Directions for this task:
Each entry below should be printed exactly, with every image left out.

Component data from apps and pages
==========

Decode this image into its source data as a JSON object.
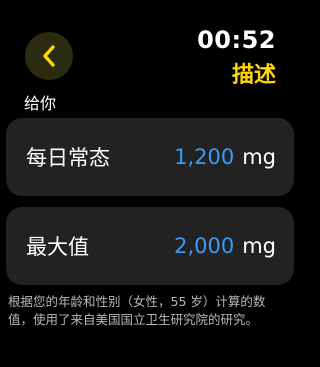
{
  "header": {
    "back_icon": "chevron-left-icon",
    "time": "00:52",
    "title": "描述"
  },
  "section": {
    "label": "给你"
  },
  "cards": [
    {
      "label": "每日常态",
      "value": "1,200",
      "unit": "mg"
    },
    {
      "label": "最大值",
      "value": "2,000",
      "unit": "mg"
    }
  ],
  "footnote": "根据您的年龄和性别（女性，55 岁）计算的数值，使用了来自美国国立卫生研究院的研究。",
  "colors": {
    "accent": "#ffd60a",
    "value": "#3a9bf5",
    "card": "#222222",
    "background": "#000000"
  }
}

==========

Exercise solution:
Decode this image into its source data as a JSON object.
{
  "header": {
    "back_icon": "chevron-left-icon",
    "time": "00:52",
    "title": "描述"
  },
  "section": {
    "label": "给你"
  },
  "cards": [
    {
      "label": "每日常态",
      "value": "1,200",
      "unit": "mg"
    },
    {
      "label": "最大值",
      "value": "2,000",
      "unit": "mg"
    }
  ],
  "footnote": "根据您的年龄和性别（女性，55 岁）计算的数值，使用了来自美国国立卫生研究院的研究。",
  "colors": {
    "accent": "#ffd60a",
    "value": "#3a9bf5",
    "card": "#222222",
    "background": "#000000"
  }
}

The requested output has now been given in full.